Today marks the latest battle in America's democracy as voters cast their ballots in the midterm elections. These are held every four years in November, near the midpoint of a president's term of office. They include all 435 seats in the House of Representatives, 34 of the 100 seats in the Senate, and 34 of the 50 state governors. Historically, it tends to have a low voter turnout. But with all the controversy surrounding Donald Trump, this election is being viewed as a referendum of his presidency. Already there has been a record number of voter registrations, as well as early voting and requests for absentee ballots; an indication that the electorate is taking this very seriously. Up for grabs is control of the Congress—the legislative branch of their government. The Democrats need to wrest control of the House from the Republicans if they are to have any chance of arresting what they believe is the wrong direction that the country is heading in. The Republicans, on the other hand, are hard-pressed to maintain control, with their candidates in marginal districts walking a fine line by supporting a polarising president while not alienating large swaths of their constituents. But even as the power of these parties ebb and flow, the effects on the American people cannot easily be undone.
Trump chooses to be 'provoker-in-chief'
I have written several columns on President Trump, unabashedly criticising his personality and policies. I stand by my opinions. My concern has always been that Mr Trump, then as a candidate and now as president, purposely appeals to dark sentiments of the American psyche, stoking feelings of fear and hate to pander to his base. At his rallies, his characteristic fiery rhetoric is laced with insults and accusatory statements that denigrate his opponents and entire groups of people alike. And when the president does it, it not only validates those feelings of bigotry but normalises the open use of such language as well. That being said…I do not subscribe to the notion that everyone who voted for Trump is a racist; after all, some of those people also voted twice for President Obama. As low as my opinion may be of this president, I nonetheless respect the choice of those who voted for him; admittedly, I find that difficult at times. Unfortunately, a divisive narrative is already firmly in place, where Donald Trump is perceived as either the saviour or the destroyer of America. Those who support him believe that he can do no wrong, and those who oppose him fail to recognise when he does get something right. The fallout has sometimes become very personal, with family members being estranged and friendships broken. Ironically, the one thing that both sides agree on is their mutual loathing of each another.
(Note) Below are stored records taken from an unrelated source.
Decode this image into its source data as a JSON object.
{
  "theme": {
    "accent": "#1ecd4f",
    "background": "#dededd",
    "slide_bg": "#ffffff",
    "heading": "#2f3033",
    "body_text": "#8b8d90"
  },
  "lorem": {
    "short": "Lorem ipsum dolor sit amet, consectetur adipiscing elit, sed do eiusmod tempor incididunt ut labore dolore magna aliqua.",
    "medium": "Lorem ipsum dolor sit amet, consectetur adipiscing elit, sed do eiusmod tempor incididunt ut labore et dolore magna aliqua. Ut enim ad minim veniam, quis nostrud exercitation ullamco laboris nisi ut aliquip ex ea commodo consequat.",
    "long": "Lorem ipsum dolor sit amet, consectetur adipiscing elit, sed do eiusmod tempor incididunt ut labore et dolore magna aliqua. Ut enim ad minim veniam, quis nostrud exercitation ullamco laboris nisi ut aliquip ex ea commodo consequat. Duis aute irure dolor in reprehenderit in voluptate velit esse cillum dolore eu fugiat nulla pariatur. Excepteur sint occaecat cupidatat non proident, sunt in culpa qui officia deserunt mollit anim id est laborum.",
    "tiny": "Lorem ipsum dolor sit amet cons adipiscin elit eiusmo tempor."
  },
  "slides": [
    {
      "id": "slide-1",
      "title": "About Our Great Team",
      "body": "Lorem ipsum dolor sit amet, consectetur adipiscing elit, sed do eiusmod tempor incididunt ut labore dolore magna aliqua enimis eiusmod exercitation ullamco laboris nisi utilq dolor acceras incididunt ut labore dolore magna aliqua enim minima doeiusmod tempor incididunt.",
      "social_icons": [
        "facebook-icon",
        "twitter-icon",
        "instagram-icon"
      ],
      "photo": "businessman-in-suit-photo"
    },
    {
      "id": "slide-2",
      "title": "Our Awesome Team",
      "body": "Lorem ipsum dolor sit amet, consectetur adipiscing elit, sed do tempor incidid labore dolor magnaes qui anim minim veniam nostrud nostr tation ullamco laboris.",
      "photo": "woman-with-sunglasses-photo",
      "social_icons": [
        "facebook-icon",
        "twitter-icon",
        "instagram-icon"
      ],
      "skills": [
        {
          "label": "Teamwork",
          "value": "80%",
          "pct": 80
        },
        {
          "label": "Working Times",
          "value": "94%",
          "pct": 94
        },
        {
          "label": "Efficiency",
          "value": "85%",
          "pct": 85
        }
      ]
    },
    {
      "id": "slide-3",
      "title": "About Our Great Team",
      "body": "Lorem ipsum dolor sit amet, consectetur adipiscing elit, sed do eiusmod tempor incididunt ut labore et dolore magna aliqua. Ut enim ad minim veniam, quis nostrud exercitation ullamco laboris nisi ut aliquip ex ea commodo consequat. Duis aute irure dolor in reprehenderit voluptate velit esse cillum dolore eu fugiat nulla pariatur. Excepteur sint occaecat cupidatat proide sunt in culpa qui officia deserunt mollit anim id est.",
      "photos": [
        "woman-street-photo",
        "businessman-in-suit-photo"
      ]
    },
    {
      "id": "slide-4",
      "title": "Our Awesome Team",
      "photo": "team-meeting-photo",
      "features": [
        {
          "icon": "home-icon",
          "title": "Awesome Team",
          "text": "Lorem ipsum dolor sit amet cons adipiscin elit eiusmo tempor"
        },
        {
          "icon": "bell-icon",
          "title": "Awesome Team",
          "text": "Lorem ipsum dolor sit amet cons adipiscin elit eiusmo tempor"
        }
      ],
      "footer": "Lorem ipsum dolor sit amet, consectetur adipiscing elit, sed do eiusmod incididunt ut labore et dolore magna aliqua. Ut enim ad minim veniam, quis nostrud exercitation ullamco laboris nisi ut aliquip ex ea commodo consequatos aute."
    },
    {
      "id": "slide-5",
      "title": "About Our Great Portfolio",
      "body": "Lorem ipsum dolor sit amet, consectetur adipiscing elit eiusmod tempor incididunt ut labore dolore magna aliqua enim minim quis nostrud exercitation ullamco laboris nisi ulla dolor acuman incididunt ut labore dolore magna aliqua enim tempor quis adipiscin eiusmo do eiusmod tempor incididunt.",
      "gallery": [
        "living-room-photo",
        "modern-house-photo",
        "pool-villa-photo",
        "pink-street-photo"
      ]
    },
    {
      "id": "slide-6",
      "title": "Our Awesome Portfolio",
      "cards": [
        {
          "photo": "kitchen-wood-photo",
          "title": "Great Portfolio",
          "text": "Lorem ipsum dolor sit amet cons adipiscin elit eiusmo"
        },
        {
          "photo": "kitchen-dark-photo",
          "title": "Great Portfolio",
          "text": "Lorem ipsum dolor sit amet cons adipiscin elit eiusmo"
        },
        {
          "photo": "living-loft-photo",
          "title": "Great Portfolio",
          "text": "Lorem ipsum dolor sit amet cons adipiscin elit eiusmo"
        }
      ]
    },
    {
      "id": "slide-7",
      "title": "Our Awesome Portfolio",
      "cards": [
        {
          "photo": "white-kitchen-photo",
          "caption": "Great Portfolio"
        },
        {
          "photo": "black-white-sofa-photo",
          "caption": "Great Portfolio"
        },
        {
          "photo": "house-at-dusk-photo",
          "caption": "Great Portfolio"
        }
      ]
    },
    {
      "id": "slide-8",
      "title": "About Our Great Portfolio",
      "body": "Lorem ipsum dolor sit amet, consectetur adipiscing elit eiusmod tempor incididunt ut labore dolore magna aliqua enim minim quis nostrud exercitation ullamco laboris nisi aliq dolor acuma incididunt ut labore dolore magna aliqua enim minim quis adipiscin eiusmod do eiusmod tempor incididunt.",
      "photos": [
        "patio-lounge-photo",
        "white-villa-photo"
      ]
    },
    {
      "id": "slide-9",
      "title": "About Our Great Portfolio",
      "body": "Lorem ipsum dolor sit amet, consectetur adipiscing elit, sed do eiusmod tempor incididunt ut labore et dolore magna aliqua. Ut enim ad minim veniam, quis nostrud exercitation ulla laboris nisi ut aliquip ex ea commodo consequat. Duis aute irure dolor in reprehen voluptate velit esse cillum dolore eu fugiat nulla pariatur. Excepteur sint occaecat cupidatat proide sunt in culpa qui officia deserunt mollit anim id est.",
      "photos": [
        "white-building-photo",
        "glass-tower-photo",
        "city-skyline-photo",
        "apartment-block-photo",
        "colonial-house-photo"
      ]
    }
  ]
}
Of course, this is a narrative that T&T is accustomed to. Where the “till ah dead” mentality leads the loyal masses to demonise the politically different-minded. But while we accept that for ourselves, we expect better from the world's leading democracy—that the day after an election they cease being Democrats or Republicans and return to being Americans one and all. However, considering the intense animosity that now permeates its society, from the citizens on main street to the elected officials on the floor of the Congress, the question isn't whether the increase in negative discourse is a result of the current president's temperament, but whether it will continue even after his term in office has ended.
The Prussian general and military theorist, Carl von Clausewitz (1780-1831), in his collected works titled On War, observed that “War is the continuation of politics by other means.” But what we are witnessing in the United States is how its politics has turned into a new type of war—a social one…where vitriolic words and opinions are proving to be just as destructive as shot and shell. Notwithstanding Sun Tzu's postulation, true understanding in politics isn't about victory for any one party, but the necessity of their working together for the benefit of all citizens. Questionable language aside, Donald Trump's greatest failing is that he seems to have no desire to be a president for all Americans, but chooses instead to be the “provoker-in-chief” of a starkly divided country. By day's end, the fate of his presidency will be decided, while the war for the future of America's democracy rages on.